■ Work order
Among the entries below, how many lines hold the word "JSON"? Reply with the number only.
Extracted material section start
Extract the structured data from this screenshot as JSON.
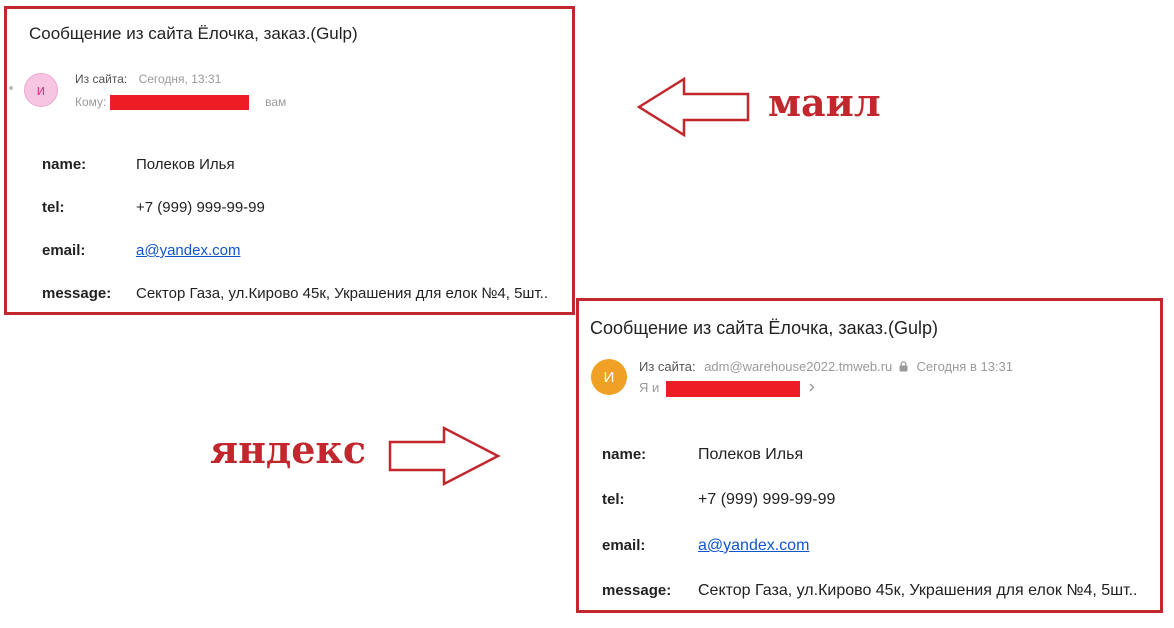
{
  "mail": {
    "subject": "Сообщение из сайта Ёлочка, заказ.(Gulp)",
    "avatar_letter": "и",
    "from_label": "Из сайта:",
    "time": "Сегодня, 13:31",
    "to_label": "Кому:",
    "to_suffix": "вам",
    "fields": [
      {
        "key": "name:",
        "value": "Полеков Илья"
      },
      {
        "key": "tel:",
        "value": "+7 (999) 999-99-99"
      },
      {
        "key": "email:",
        "value": "a@yandex.com"
      },
      {
        "key": "message:",
        "value": "Сектор Газа, ул.Кирово 45к, Украшения для елок №4, 5шт.."
      }
    ]
  },
  "yandex": {
    "subject": "Сообщение из сайта Ёлочка, заказ.(Gulp)",
    "avatar_letter": "И",
    "from_label": "Из сайта:",
    "from_email": "adm@warehouse2022.tmweb.ru",
    "time": "Сегодня в 13:31",
    "to_label": "Я и",
    "fields": [
      {
        "key": "name:",
        "value": "Полеков Илья"
      },
      {
        "key": "tel:",
        "value": "+7 (999) 999-99-99"
      },
      {
        "key": "email:",
        "value": "a@yandex.com"
      },
      {
        "key": "message:",
        "value": "Сектор Газа, ул.Кирово 45к, Украшения для елок №4, 5шт.."
      }
    ]
  },
  "annotations": {
    "mail_label": "маил",
    "yandex_label": "яндекс"
  },
  "colors": {
    "frame": "#c1272d",
    "redaction": "#ee1c25",
    "link": "#1155cc",
    "mail_avatar_bg": "#f7c4e2",
    "yandex_avatar_bg": "#f0a025"
  },
  "icons": {
    "lock": "lock-icon",
    "chevron": "chevron-right-icon"
  }
}
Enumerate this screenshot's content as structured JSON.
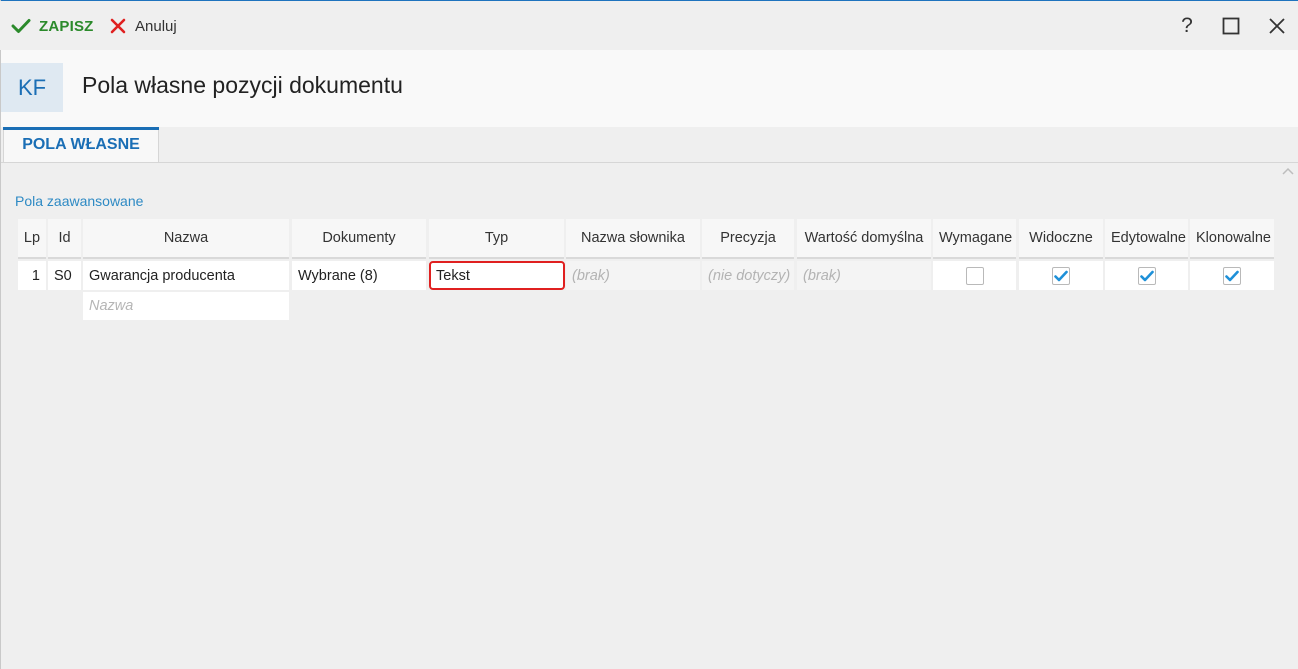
{
  "toolbar": {
    "save_label": "ZAPISZ",
    "cancel_label": "Anuluj",
    "help_label": "?"
  },
  "header": {
    "logo_text": "KF",
    "title": "Pola własne pozycji dokumentu"
  },
  "tabs": [
    {
      "label": "POLA WŁASNE",
      "active": true
    }
  ],
  "section_label": "Pola zaawansowane",
  "table": {
    "columns": [
      "Lp",
      "Id",
      "Nazwa",
      "Dokumenty",
      "Typ",
      "Nazwa słownika",
      "Precyzja",
      "Wartość domyślna",
      "Wymagane",
      "Widoczne",
      "Edytowalne",
      "Klonowalne"
    ],
    "rows": [
      {
        "lp": "1",
        "id": "S0",
        "nazwa": "Gwarancja producenta",
        "dokumenty": "Wybrane (8)",
        "typ": "Tekst",
        "nazwa_slownika": "(brak)",
        "precyzja": "(nie dotyczy)",
        "wartosc_domyslna": "(brak)",
        "wymagane": false,
        "widoczne": true,
        "edytowalne": true,
        "klonowalne": true
      }
    ],
    "new_row_placeholder": "Nazwa"
  },
  "colors": {
    "accent": "#1a6eb5",
    "save": "#2b8a2b",
    "cancel": "#e02020",
    "check": "#1e90d8"
  }
}
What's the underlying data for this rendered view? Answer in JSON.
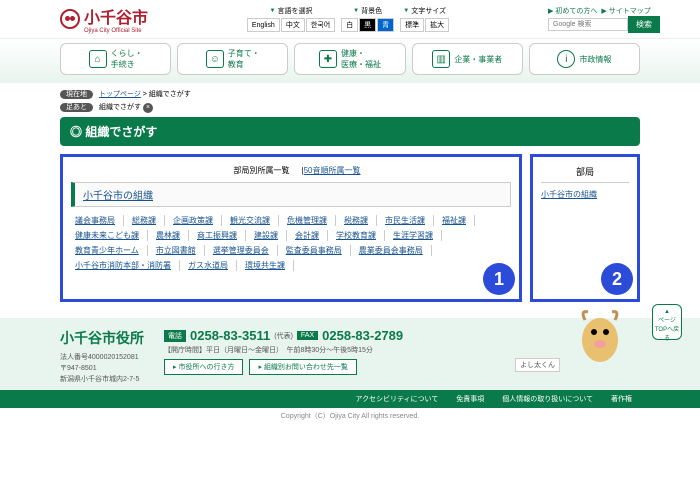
{
  "site": {
    "name": "小千谷市",
    "sub": "Ojiya City Official Site"
  },
  "settings": {
    "lang_label": "言語を選択",
    "langs": [
      "English",
      "中文",
      "한국어"
    ],
    "bg_label": "背景色",
    "bgs": [
      "白",
      "黒",
      "青"
    ],
    "size_label": "文字サイズ",
    "sizes": [
      "標準",
      "拡大"
    ]
  },
  "toplinks": {
    "first": "初めての方へ",
    "sitemap": "サイトマップ"
  },
  "search": {
    "placeholder": "Google 検索",
    "btn": "検索"
  },
  "nav": [
    {
      "l1": "くらし・",
      "l2": "手続き"
    },
    {
      "l1": "子育て・",
      "l2": "教育"
    },
    {
      "l1": "健康・",
      "l2": "医療・福祉"
    },
    {
      "l1": "企業・事業者",
      "l2": ""
    },
    {
      "l1": "市政情報",
      "l2": ""
    }
  ],
  "bc": {
    "here": "現在地",
    "top": "トップページ",
    "cur": "組織でさがす",
    "trace": "足あと"
  },
  "title": "組織でさがす",
  "tabs": {
    "t1": "部局別所属一覧",
    "t2": "50音順所属一覧"
  },
  "section": "小千谷市の組織",
  "links": [
    "議会事務局",
    "総務課",
    "企画政策課",
    "観光交流課",
    "危機管理課",
    "税務課",
    "市民生活課",
    "福祉課",
    "健康未来こども課",
    "農林課",
    "商工振興課",
    "建設課",
    "会計課",
    "学校教育課",
    "生涯学習課",
    "教育青少年ホーム",
    "市立図書館",
    "選挙管理委員会",
    "監査委員事務局",
    "農業委員会事務局",
    "小千谷市消防本部・消防署",
    "ガス水道局",
    "環境共生課"
  ],
  "side": {
    "h": "部局",
    "link": "小千谷市の組織"
  },
  "badges": {
    "one": "1",
    "two": "2"
  },
  "footer": {
    "office": "小千谷市役所",
    "corp": "法人番号4000020152081",
    "zip": "〒947-8501",
    "addr": "新潟県小千谷市城内2-7-5",
    "tel_label": "電話",
    "tel": "0258-83-3511",
    "tel_note": "(代表)",
    "fax_label": "FAX",
    "fax": "0258-83-2789",
    "hours": "【開庁時間】平日（月曜日～金曜日）　午前8時30分～午後5時15分",
    "btn1": "市役所への行き方",
    "btn2": "組織別お問い合わせ先一覧",
    "mascot": "よし太くん",
    "links": [
      "アクセシビリティについて",
      "免責事項",
      "個人情報の取り扱いについて",
      "著作権"
    ],
    "copy": "Copyright（C）Ojiya City All rights reserved."
  },
  "totop": "ページTOPへ戻る"
}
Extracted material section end
■ Solution to the exercise
3